### TRY IT
Scan the records below. List lines holding "circunferencia".

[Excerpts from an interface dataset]
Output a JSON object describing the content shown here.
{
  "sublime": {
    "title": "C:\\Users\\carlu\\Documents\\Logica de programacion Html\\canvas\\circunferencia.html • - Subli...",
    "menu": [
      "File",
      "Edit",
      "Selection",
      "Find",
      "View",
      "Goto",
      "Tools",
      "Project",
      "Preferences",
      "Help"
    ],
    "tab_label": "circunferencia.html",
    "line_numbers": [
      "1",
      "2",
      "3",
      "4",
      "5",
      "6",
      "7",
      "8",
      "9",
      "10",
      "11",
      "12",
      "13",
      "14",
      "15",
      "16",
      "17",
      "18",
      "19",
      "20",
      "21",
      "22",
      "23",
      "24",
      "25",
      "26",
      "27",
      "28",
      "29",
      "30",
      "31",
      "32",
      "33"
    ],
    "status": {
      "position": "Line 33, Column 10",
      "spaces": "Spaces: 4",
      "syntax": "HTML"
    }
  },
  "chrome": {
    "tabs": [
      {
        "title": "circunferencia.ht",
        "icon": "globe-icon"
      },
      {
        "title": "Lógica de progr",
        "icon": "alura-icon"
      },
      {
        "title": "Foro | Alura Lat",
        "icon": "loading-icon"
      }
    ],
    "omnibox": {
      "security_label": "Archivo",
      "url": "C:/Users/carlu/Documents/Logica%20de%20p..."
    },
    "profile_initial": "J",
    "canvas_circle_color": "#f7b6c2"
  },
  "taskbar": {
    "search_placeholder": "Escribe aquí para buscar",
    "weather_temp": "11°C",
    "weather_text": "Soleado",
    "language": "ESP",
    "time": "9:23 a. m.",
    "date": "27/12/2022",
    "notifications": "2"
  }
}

### THE ANSWER
    "title": "C:\\Users\\carlu\\Documents\\Logica de programacion Html\\canvas\\circunferencia.html • - Subli...",
    "tab_label": "circunferencia.html",
        "title": "circunferencia.ht",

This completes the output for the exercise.